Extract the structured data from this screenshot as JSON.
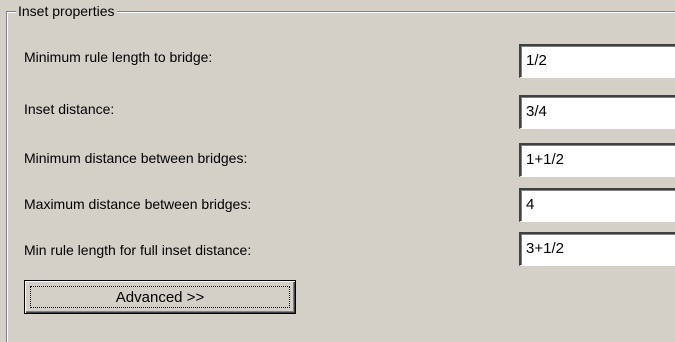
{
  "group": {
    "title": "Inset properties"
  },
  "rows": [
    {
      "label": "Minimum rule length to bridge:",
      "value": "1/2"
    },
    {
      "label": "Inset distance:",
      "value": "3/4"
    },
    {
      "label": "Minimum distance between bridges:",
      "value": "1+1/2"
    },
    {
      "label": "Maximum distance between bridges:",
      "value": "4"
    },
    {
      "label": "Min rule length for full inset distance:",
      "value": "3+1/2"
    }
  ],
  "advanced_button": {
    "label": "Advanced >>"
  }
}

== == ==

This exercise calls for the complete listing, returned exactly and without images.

Extract the structured data from this screenshot as JSON.
{
  "group": {
    "title": "Inset properties"
  },
  "rows": [
    {
      "label": "Minimum rule length to bridge:",
      "value": "1/2"
    },
    {
      "label": "Inset distance:",
      "value": "3/4"
    },
    {
      "label": "Minimum distance between bridges:",
      "value": "1+1/2"
    },
    {
      "label": "Maximum distance between bridges:",
      "value": "4"
    },
    {
      "label": "Min rule length for full inset distance:",
      "value": "3+1/2"
    }
  ],
  "advanced_button": {
    "label": "Advanced >>"
  }
}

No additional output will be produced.